Transdimensional Inversion for Earth’s Radial Mantle Viscosity Profile

Friday, 19 December 2014: 8:30 AM
Maxwell L Rudolph, Portland State University, Portland, OR, United States, Vedran Lekic, University of Maryland, Washington, DC, United States and Carolina R Lithgow-Bertelloni, University College London, London, United Kingdom

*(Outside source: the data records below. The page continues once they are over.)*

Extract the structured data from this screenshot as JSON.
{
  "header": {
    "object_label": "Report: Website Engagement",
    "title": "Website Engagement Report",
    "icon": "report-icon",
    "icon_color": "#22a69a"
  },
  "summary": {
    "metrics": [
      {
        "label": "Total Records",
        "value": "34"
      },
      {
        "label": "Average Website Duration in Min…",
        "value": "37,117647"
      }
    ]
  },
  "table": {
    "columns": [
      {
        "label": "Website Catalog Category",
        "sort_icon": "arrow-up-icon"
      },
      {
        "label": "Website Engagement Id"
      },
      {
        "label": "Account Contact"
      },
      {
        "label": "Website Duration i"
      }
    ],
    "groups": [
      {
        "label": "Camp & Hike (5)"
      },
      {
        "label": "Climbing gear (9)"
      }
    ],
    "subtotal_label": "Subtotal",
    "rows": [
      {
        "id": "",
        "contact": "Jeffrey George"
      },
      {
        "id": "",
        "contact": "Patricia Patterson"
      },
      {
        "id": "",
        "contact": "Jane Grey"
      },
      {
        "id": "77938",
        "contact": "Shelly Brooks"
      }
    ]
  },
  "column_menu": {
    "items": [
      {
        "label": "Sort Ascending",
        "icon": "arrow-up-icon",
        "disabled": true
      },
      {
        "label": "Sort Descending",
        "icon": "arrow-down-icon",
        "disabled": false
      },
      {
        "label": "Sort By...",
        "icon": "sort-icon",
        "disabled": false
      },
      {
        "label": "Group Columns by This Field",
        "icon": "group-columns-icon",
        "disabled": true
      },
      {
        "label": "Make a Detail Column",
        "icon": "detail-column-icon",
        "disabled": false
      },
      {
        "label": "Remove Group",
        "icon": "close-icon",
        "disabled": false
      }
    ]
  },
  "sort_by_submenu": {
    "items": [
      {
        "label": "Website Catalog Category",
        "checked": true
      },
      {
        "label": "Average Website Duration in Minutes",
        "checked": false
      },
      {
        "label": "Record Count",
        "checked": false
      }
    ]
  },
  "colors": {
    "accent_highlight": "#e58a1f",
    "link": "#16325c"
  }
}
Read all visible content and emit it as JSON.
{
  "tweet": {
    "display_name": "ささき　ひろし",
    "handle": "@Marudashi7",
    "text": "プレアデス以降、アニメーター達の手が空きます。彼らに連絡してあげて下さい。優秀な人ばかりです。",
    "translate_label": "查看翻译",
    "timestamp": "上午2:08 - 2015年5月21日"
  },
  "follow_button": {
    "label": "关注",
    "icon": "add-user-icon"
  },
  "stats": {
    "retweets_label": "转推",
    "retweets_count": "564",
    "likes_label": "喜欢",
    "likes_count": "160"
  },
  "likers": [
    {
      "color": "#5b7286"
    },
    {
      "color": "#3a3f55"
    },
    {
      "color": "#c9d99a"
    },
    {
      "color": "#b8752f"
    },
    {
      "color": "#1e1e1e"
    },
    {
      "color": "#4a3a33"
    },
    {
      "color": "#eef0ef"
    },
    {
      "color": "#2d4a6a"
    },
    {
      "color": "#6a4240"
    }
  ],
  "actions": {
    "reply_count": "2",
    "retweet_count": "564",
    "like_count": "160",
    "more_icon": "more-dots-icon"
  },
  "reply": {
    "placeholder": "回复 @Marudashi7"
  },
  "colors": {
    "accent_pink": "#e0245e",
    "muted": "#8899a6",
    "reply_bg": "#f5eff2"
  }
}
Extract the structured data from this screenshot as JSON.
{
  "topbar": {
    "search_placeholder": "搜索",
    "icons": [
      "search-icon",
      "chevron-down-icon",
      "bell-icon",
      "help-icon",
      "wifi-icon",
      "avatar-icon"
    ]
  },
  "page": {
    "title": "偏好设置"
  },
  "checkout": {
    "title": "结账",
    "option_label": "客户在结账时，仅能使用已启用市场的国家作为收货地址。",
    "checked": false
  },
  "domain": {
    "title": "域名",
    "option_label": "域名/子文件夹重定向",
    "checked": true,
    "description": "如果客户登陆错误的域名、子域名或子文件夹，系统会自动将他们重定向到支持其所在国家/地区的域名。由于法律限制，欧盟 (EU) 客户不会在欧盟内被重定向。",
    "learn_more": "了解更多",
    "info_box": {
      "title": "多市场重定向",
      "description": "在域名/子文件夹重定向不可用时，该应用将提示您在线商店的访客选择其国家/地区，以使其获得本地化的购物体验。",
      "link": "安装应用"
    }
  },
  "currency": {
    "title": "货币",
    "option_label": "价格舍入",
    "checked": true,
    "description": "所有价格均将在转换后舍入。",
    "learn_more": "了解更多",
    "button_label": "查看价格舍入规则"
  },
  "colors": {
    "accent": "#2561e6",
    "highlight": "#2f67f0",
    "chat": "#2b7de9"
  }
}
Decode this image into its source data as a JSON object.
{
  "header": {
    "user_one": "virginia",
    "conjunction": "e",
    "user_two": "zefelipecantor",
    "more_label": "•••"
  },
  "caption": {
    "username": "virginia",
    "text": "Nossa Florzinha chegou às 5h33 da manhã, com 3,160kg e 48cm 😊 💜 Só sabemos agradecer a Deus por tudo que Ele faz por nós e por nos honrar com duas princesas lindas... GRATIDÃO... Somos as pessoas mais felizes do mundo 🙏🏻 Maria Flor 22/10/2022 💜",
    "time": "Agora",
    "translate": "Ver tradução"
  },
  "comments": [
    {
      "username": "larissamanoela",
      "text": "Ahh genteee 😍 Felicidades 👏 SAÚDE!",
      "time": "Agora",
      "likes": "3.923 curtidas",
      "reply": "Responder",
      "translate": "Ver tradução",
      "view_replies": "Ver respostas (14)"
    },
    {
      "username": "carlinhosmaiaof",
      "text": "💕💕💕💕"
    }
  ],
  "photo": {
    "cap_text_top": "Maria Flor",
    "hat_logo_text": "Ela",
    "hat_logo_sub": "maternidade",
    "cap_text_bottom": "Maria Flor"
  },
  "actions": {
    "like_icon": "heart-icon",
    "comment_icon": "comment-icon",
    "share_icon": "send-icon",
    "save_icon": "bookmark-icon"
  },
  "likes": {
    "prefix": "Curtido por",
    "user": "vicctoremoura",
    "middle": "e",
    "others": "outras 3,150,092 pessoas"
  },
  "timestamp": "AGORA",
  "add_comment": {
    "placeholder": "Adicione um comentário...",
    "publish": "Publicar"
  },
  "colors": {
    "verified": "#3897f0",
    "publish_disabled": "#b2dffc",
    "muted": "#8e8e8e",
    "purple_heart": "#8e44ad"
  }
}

The long-wavelength non-hydrostatic geoid provides a strong constraint on the radial viscosity structure of Earth’s mantle. Past studies of mantle radial viscosity structure have generally imposed a substantial amount of prior information on the profile, such as prescribing the number of constant-viscosity layers and setting boundaries between layers having different viscosity to coincide with depths of major seismic discontinuities (e.g. at 410 and 660 km depth). We use transdimensional, Bayesian inversion to infer mantle viscosity structures that are compatible with seismic tomographic models and observations of the non-hydrostatic geoid. The strength of the transdimensional approach is that the number of layers and depths of layer interfaces need not be specified at the outset and that an ensemble of solutions is obtained, representing a range of possible mantle viscosity structures consistent with the observational constraints provided by the geoid. We solve the equations of conservation of mass and momentum for a Newtonian fluid together with Poisson’s equation for the gravitational potential via propagator matrices. We calculate the geoid predicted for each trial viscosity structure, and we use density anomalies inferred from seismic velocity variations in the VS tomographic model SEMUCB-WM1 and the SMEAN average of tomographic models. We present results using both a constant velocity-to-density conversion factor as well as depth-dependent conversion factors based on self-consistent, thermodynamically-based predictions for pyrolitic mantle mineral assemblages. We find evidence for the existence of a low viscosity layer separating the upper and lower mantle, as well as for an increase in mantle viscosity at c. 1000 km depth. The viscosity profile we obtain has important implications for mantle convection, consistent with the apparent stagnation of slabs and deflection of plumes seen in the latest generation of global VP and VS tomographic models.